Amanda Addison was digging through her car for change to feed a downtown parking meter in Colorado Springs, Colo. The 21-year-old college student didn’t find any coins in her purse, so she rifled through the ashtray, then under the seats.
No luck. So she left the meter empty, went shopping and took a chance that she wouldn’t get a parking ticket.
It isn’t that Addison is broke. Like millions of her fellow Americans, she pays for just about everything with plastic, so she never has cash in her pocket. Last year, for the first time ever, debit and credit cards accounted for more retail sales than cash and checks, according to a report by the American Bankers Association.
"I never have any change," said Addison, who pays for everything from a $50 blouse to a 50-cent pack of gum with a debit or credit card.
It means she never gets coins back in change, which doesn’t bother her until she runs into situations where only actual money will do — like feeding the parking meter. Then she’s out of luck.
"Most of the time I just chance it. But the other day I got a $10 ticket," she said.
At least it was a cinch to pay the fine with her card online.
ONE WORD: PLASTICS
Plastic used to be reserved for big purchases. People used it sparingly. Now it is as good as cash almost everywhere.
McDonald’s takes cards. So does the hole-in-thewall taqueria down the street. Even a birthday card from grandma — that most hallowed keeper of the crisp $20 bill — now often holds a gift card instead.
Matt Henson, a spokesman for Visa International, said the expansion is being driven by convenience.
"Everyone benefits. For merchants, it’s more efficient. For consumers, it’s more convenient and safer. You can carry around the equivalent of hundreds of dollars in your wallet, and if you lose it, you’re protected," he said.
It’s also being driven by profit. Credit card companies charge merchants an interchange fee of 1 percent to 3 percent for every card transaction. The more dollars charged on a Visa, the more Visa’s member banks take home.
People argue about whether the cards make it too easy for people to slip into debt, but like it or not, they’re everywhere.
Currently, $13 of every $100 spent by consumers in the United States is spent with a Visa card, Henson said, and Visa and other credit card companies have their eye on the other $87 dollars, including children’s allowances.
Every parent knows there’s a lot of allowance being doled out.
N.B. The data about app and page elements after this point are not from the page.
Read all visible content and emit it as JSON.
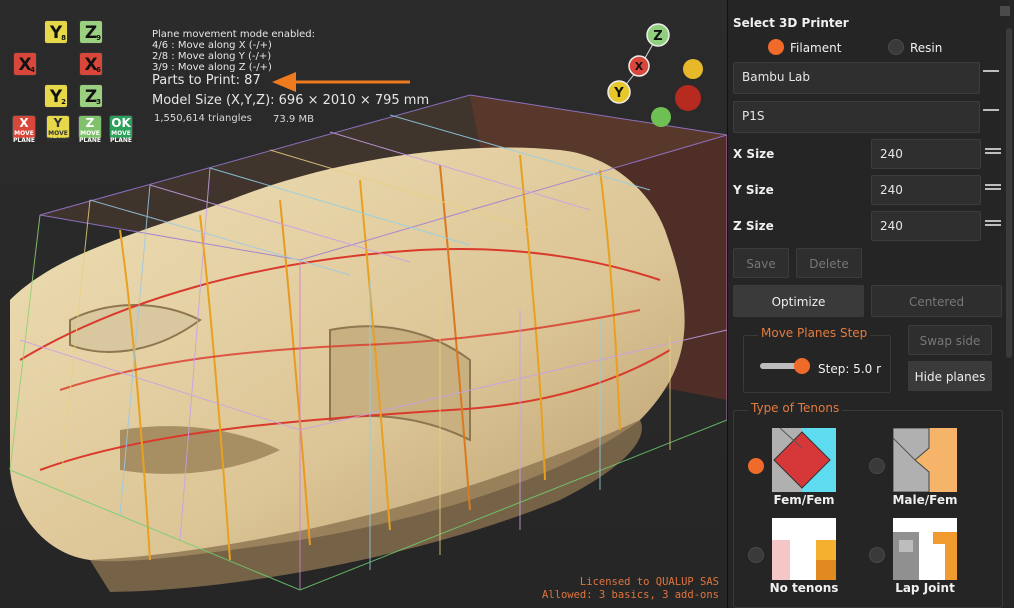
{
  "viewport": {
    "mode_title": "Plane movement mode enabled:",
    "mode_lines": [
      "4/6 : Move along X (-/+)",
      "2/8 : Move along Y (-/+)",
      "3/9 : Move along Z (-/+)"
    ],
    "parts_to_print": "Parts to Print: 87",
    "model_size": "Model Size (X,Y,Z): 696 × 2010 × 795 mm",
    "triangles": "1,550,614 triangles",
    "memory": "73.9 MB",
    "axis_buttons": [
      {
        "axis": "Y",
        "sign": "+",
        "key": "8"
      },
      {
        "axis": "Z",
        "sign": "+",
        "key": "9"
      },
      {
        "axis": "X",
        "sign": "-",
        "key": "4"
      },
      {
        "axis": "X",
        "sign": "+",
        "key": "6"
      },
      {
        "axis": "Y",
        "sign": "-",
        "key": "2"
      },
      {
        "axis": "Z",
        "sign": "-",
        "key": "3"
      }
    ],
    "plane_buttons": [
      {
        "glyph": "X",
        "caption": "MOVE PLANE"
      },
      {
        "glyph": "Y",
        "caption": "MOVE PLANE"
      },
      {
        "glyph": "Z",
        "caption": "MOVE PLANE"
      },
      {
        "glyph": "OK",
        "caption": "MOVE PLANE"
      }
    ],
    "gizmo": {
      "x": "X",
      "y": "Y",
      "z": "Z"
    },
    "license_line1": "Licensed to QUALUP SAS",
    "license_line2": "Allowed: 3 basics, 3 add-ons",
    "colors": {
      "accent": "#f07a1e",
      "model": "#e6d2a4"
    }
  },
  "panel": {
    "title": "Select 3D  Printer",
    "filament_label": "Filament",
    "resin_label": "Resin",
    "brand": "Bambu Lab",
    "model": "P1S",
    "x_label": "X Size",
    "x_value": "240",
    "y_label": "Y Size",
    "y_value": "240",
    "z_label": "Z Size",
    "z_value": "240",
    "save": "Save",
    "delete": "Delete",
    "optimize": "Optimize",
    "centered": "Centered",
    "move_planes_title": "Move Planes Step",
    "step": "Step: 5.0 r",
    "swap_side": "Swap side",
    "hide_planes": "Hide planes",
    "tenons_title": "Type of Tenons",
    "tenons": [
      "Fem/Fem",
      "Male/Fem",
      "No tenons",
      "Lap Joint"
    ],
    "accent": "#f06b2a"
  }
}
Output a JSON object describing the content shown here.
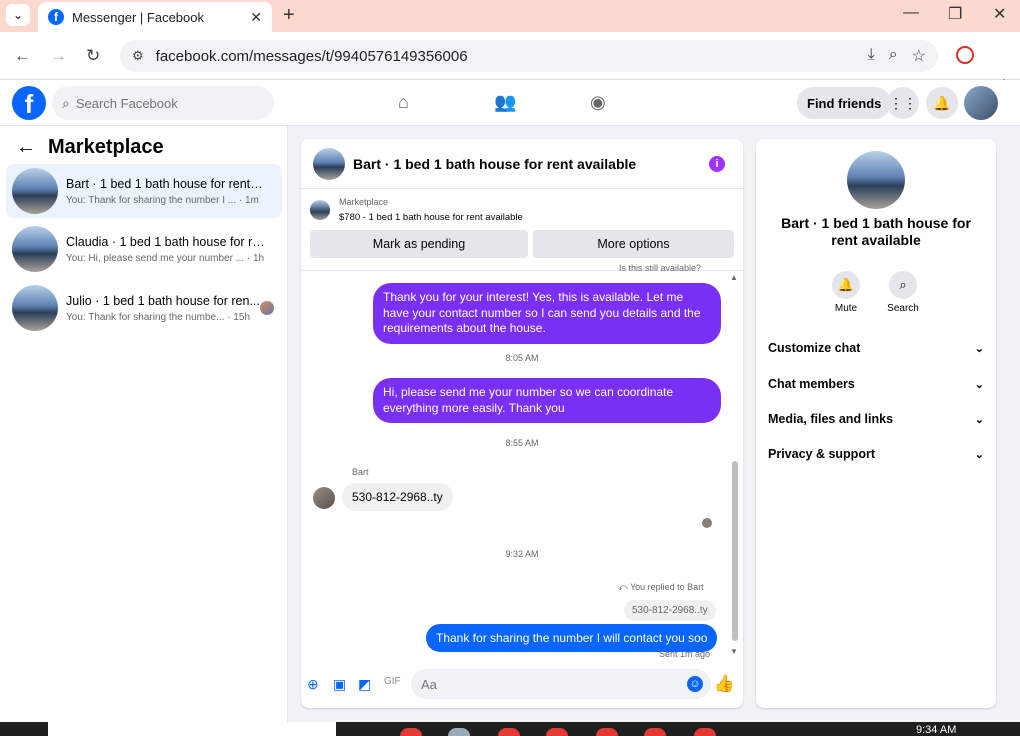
{
  "browser": {
    "tab_title": "Messenger | Facebook",
    "url": "facebook.com/messages/t/9940576149356006"
  },
  "fb": {
    "search_placeholder": "Search Facebook",
    "find_friends": "Find friends"
  },
  "left": {
    "title": "Marketplace",
    "conversations": [
      {
        "name": "Bart · 1 bed 1 bath house for rent a...",
        "preview": "You: Thank for sharing the number I ...",
        "time": "· 1m"
      },
      {
        "name": "Claudia · 1 bed 1 bath house for re...",
        "preview": "You: Hi, please send me your number ...",
        "time": "· 1h"
      },
      {
        "name": "Julio · 1 bed 1 bath house for ren...",
        "preview": "You: Thank for sharing the numbe...",
        "time": "· 15h"
      }
    ]
  },
  "chat": {
    "title": "Bart · 1 bed 1 bath house for rent available",
    "mp_label": "Marketplace",
    "mp_price": "$780 - 1 bed 1 bath house for rent available",
    "mark_pending": "Mark as pending",
    "more_options": "More options",
    "faded_top": "Is this still available?",
    "msg1": "Thank you for your interest! Yes, this is available. Let me have your contact number so I can send you details and the requirements about the house.",
    "time1": "8:05 AM",
    "msg2": "Hi, please send me your number so we can coordinate everything more easily. Thank you",
    "time2": "8:55 AM",
    "sender": "Bart",
    "msg3": "530-812-2968..ty",
    "time3": "9:32 AM",
    "replied": "You replied to Bart",
    "quote": "530-812-2968..ty",
    "msg4": "Thank for sharing  the number I will contact you soo",
    "sent": "Sent 1m ago",
    "composer_placeholder": "Aa"
  },
  "info": {
    "name": "Bart · 1 bed 1 bath house for rent available",
    "mute": "Mute",
    "search": "Search",
    "sections": [
      "Customize chat",
      "Chat members",
      "Media, files and links",
      "Privacy & support"
    ]
  },
  "taskbar": {
    "time": "9:34 AM"
  }
}
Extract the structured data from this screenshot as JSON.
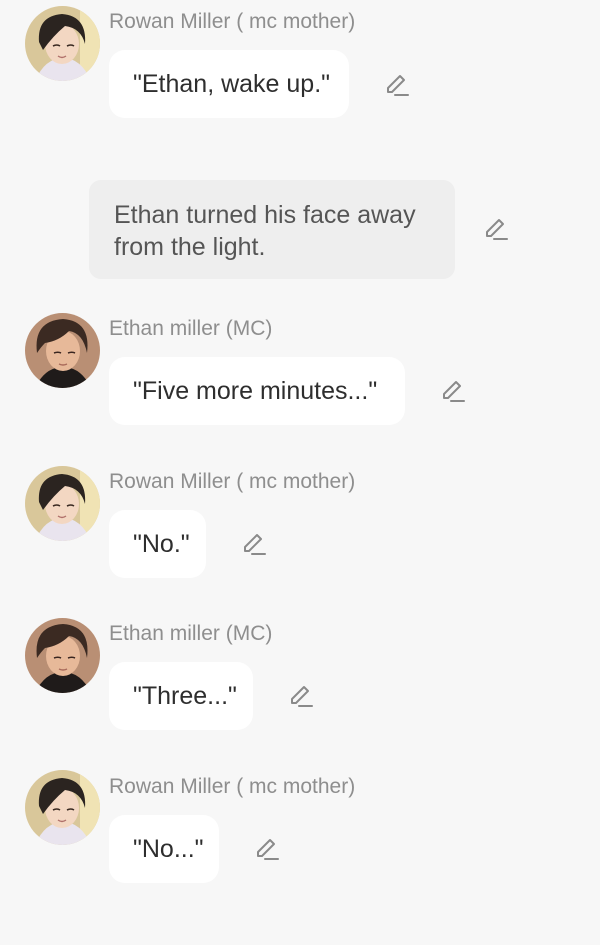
{
  "messages": [
    {
      "speaker": "Rowan Miller ( mc mother)",
      "avatar": "mother-avatar-icon",
      "text": "\"Ethan, wake up.\""
    },
    {
      "narration": "Ethan turned his face away from the light."
    },
    {
      "speaker": "Ethan miller (MC)",
      "avatar": "ethan-avatar-icon",
      "text": "\"Five more minutes...\""
    },
    {
      "speaker": "Rowan Miller ( mc mother)",
      "avatar": "mother-avatar-icon",
      "text": "\"No.\""
    },
    {
      "speaker": "Ethan miller (MC)",
      "avatar": "ethan-avatar-icon",
      "text": "\"Three...\""
    },
    {
      "speaker": "Rowan Miller ( mc mother)",
      "avatar": "mother-avatar-icon",
      "text": "\"No...\""
    }
  ],
  "icons": {
    "edit": "pencil-edit-icon"
  },
  "colors": {
    "background": "#f7f7f7",
    "bubble": "#ffffff",
    "narration_bubble": "#eeeeee",
    "name_text": "#8e8e8e",
    "message_text": "#2e2e2e",
    "icon": "#8a8a8a"
  }
}
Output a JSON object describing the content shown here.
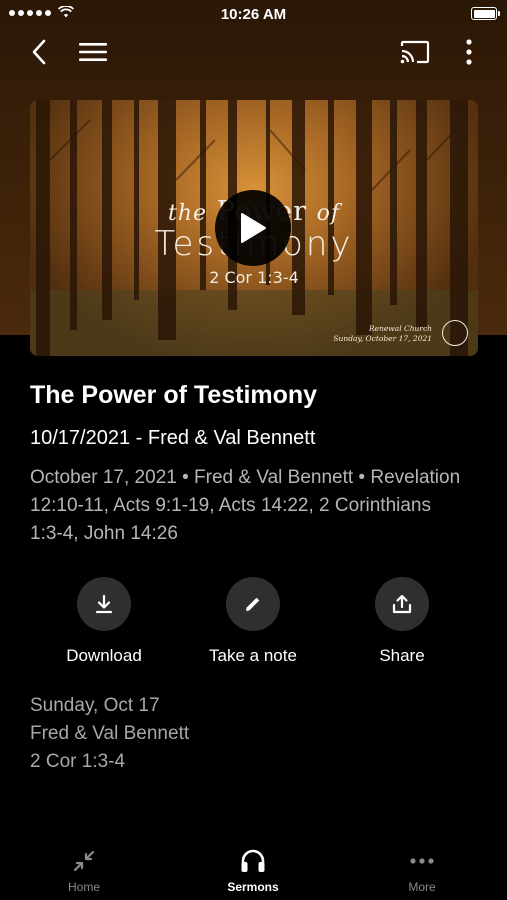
{
  "status_bar": {
    "time": "10:26 AM"
  },
  "artwork": {
    "title_word_1": "the",
    "title_word_2": "Power",
    "title_word_3": "of",
    "title_line_2": "Testimony",
    "reference": "2 Cor 1:3-4",
    "church_name": "Renewal Church",
    "church_date": "Sunday, October 17, 2021"
  },
  "sermon": {
    "title": "The Power of Testimony",
    "subtitle": "10/17/2021 - Fred & Val Bennett",
    "meta_line_1": "October 17, 2021 • Fred & Val Bennett • Revelation",
    "meta_line_2": "12:10-11, Acts 9:1-19, Acts 14:22, 2 Corinthians",
    "meta_line_3": "1:3-4, John 14:26"
  },
  "actions": {
    "download_label": "Download",
    "note_label": "Take a note",
    "share_label": "Share"
  },
  "details": {
    "date": "Sunday, Oct 17",
    "speaker": "Fred & Val Bennett",
    "reference": "2 Cor 1:3-4"
  },
  "tab_bar": {
    "items": [
      {
        "label": "Home",
        "icon": "collapse-arrows-icon",
        "active": false
      },
      {
        "label": "Sermons",
        "icon": "headphones-icon",
        "active": true
      },
      {
        "label": "More",
        "icon": "ellipsis-icon",
        "active": false
      }
    ]
  },
  "colors": {
    "header_brown": "#3a2009",
    "background": "#000000",
    "secondary_text": "#b5b5b5",
    "action_circle": "#2f2f2f",
    "tab_inactive": "#8a8a8a"
  }
}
Visa estimates teens spend $153 billion a year, and most of it is cash from parents. "There’s a big opportunity for growth there," Henson said.
Visa and MasterCard have introduced prepaid cards that parents can buy for teens. They can refill them every month like a debit card. It’s safer than cash, Henson said, and frees kids to buy things online without bugging mom and dad for their card.
Immigrants and the poor also rely heavily on cash because they don’t have the bank account required to receive a traditional card. Visa’s solution for the estimated 32 million "unbanked" in the country is its new payroll card. Companies issue the cards in place of paychecks. Every payday, employees get paid on a card they can use just like a debit card.
Companies, including major employers such as FedEx, like the cards because they save money on printing paychecks, Henson said.
Even state governments are lured to plastic by the savings. Colorado and other states use similar cards to disperse child support payments.
Consumers also are streamlining their use of cash and checks with online bill payments.
COST OF DOING BUSINESS
With all these cards — 1.3 billion in 2002 according to Cardweb.com, a Web site specializing in credit and debit card news — business owners have to accommodate customers packing plastic instead of cash. They may not like paying a percentage to credit card companies for every sale, but it beats losing business to the place next door.
It started with chain stores, but more mom-andpop places have added the telltale Visa and Mastercard stickers on their doors.
Even topless dance clubs have found a way to let cashless patrons tip dancers. A $50 swipe of the credit card at one club will put $50 worth of play money in a customer’s hand, good for drinks at the bar and as tokens of appreciation slipped into the waistband of a dancer.
And the parking meter — that quietly stubborn coin demander — is joining the plas tic revo lution, too. Meters in cities such as Denver and Aspen, Colo., accept cards.
"I feel like this trend is just going to continue. It’s so convenient," said David Sklow, a coin expert with the American Numismatic Association who, despite his vocation, uses cards almost exclusively.
"It’s gotten to the point where if I pull into a gas station and they don’t take cards, I’ll drive to the next station."
Sklow said state quarters and the new nickel have minted fresh interest in coin collecting, but at the same time people use coins less frequently.
"The funny thing is that coin collectors are just like anyone else. If you go to a coin show, all the vendors are taking MasterCard," he said.